Talking of clean shirts


Back to water again. At the risk of mentioning the wet stuff too often in this blog, we have run out. Nta amazi tufite in the local tongue. We have none. This is supposed to be still the rainy season but it seems all rain has been suspended until further notice. We haven’t had a decent downpour in a fortnight.

So it is off to the local well. Yesterday and today, Emmannuel, our guard, and I have taken the Land Rover to fill up. We have eight jerry cans at twenty litres each which take up most of the back of the vehicle. The local water supply is found in one of the neighbours’ back gardens. This enterprising woman has invested in three trampoline-size water bags which I guess she fills from the local tanker. Think of a bouncy castle filled with water. Her children must think they live in a playground.

The process is to unload the jerry cans and carry them round to the back of the house, past a child (minus nappy), then under the washing line hanging with clothes. A hose is strapped to a tree with a piece of rubber and when removed and lowered below the level of the bags, water is siphoned into the jerry can. We fill up our stock, pay 100 francs for each jerry can and bounce back along the dirt track to the cottage.

Back in our own garden, Emmannuel climbs on top of the water tank and I pass each jerry can up to him. What amazes me is that when we are finished I look like I have been out playing in the dirt.
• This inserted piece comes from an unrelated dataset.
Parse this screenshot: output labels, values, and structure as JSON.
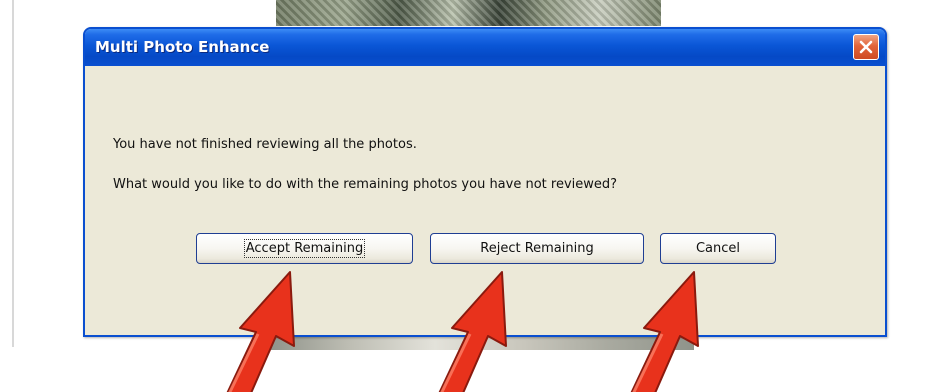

I have. My t-shirt is soaked, my arms and shorts are covered in red mud, and the back of the vehicle doesn’t look a lot better. There is Emmannuel in a Persil-white shirt and immaculate knee-length shorts looking as if he has just come back from church. Perhaps if I learned how to stay clean, we wouldn’t need to go out and buy 160 litres of water each day.